It is unconscionable that the United States has failed to fully implement universal biometric entry-exit in the last 17 years. Universal biometric entry-exit is essential to ensure that DHS knows which aliens are coming into the country and, importantly, departing. In the absence of universal biometric entry-exit, visa overstays will continue to be a problem. This is true as an immigration violation, but also runs the risk of a terrorist or other bad actor remaining in the United States beyond his or her authorized stay. We cannot return to a September 10th mindset.
CBP's biometrics proposed rule is a welcome step in the right direction. However, the proposed rule does not go far enough in expanding biometric modalities that DHS could utilize, in its discretion, for identity management, screening, and vetting. CBP should follow the USCIS biometrics final rule model of granting the most permissive authority available under the law. By policy, CBP will have the flexibility to exempt certain ages from biometrics collection or decline to use certain modalities for certain alien populations. Removing the self-imposed age restrictions is essential to combat the pervasive alien child smuggling that is occurring at an alarmingly high rate due to the misguided non-enforcement policies of the Biden administration. Lastly, in order to prevent gaps in identity management and vetting authority, it is critically important that both CBP and USCIS finalize and implement their respective biometrics rules.

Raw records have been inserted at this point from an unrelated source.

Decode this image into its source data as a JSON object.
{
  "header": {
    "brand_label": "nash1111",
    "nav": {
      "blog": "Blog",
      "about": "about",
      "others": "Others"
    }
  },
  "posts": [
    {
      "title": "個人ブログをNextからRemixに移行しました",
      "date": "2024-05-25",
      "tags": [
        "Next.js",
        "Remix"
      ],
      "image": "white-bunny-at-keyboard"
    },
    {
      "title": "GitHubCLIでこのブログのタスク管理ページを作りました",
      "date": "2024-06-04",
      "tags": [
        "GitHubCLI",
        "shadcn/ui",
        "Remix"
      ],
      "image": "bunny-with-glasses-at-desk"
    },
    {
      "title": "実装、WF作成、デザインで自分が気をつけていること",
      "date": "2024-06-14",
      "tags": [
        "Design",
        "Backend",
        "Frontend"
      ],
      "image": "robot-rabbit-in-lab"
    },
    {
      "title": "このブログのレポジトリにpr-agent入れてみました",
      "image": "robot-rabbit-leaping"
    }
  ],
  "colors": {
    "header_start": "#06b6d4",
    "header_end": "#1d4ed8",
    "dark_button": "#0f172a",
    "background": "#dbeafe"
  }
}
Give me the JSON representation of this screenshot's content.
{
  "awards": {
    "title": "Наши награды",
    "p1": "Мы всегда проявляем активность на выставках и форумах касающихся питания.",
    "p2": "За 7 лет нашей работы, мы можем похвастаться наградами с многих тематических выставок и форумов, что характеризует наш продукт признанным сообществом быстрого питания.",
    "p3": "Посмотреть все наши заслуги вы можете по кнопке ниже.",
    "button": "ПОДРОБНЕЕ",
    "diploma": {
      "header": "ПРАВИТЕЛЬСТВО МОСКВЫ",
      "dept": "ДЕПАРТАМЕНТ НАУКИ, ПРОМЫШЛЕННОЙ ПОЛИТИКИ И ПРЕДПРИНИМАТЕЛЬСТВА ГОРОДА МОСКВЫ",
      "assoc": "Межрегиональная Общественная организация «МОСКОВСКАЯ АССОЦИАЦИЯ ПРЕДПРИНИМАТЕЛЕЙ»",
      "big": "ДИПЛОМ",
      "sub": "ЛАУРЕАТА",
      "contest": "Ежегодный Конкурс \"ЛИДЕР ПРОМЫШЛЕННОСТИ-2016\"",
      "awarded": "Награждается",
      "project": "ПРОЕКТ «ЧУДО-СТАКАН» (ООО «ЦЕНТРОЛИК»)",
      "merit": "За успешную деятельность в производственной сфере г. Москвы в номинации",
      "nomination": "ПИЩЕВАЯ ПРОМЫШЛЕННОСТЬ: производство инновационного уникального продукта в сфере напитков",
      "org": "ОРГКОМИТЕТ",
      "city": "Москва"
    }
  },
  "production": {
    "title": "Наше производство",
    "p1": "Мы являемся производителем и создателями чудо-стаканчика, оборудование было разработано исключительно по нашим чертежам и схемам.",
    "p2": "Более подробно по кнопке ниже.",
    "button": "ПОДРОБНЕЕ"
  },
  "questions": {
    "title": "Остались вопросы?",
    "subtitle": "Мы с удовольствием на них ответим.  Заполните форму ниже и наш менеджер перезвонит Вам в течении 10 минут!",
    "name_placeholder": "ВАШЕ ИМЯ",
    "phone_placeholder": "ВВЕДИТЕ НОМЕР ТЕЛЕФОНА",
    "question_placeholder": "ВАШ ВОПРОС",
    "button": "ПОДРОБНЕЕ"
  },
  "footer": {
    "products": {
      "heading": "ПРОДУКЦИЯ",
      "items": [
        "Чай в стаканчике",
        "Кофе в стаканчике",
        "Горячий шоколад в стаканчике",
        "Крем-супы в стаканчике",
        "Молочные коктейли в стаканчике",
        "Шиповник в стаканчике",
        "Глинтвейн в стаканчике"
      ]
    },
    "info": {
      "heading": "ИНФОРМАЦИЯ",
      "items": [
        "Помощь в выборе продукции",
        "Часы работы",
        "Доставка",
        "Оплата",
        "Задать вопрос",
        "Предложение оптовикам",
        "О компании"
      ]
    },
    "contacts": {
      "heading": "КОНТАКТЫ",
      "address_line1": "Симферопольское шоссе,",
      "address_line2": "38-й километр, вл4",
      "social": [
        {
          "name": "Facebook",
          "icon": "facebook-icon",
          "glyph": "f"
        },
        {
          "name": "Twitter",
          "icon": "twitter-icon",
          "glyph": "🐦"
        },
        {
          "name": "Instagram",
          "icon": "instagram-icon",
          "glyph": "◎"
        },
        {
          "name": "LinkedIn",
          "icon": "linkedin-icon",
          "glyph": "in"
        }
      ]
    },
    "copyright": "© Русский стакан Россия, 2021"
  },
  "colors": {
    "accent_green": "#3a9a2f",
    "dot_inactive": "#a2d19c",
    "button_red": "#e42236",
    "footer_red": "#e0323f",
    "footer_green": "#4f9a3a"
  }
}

Director of Regulatory Affairs and Policy
Center for Immigration Studies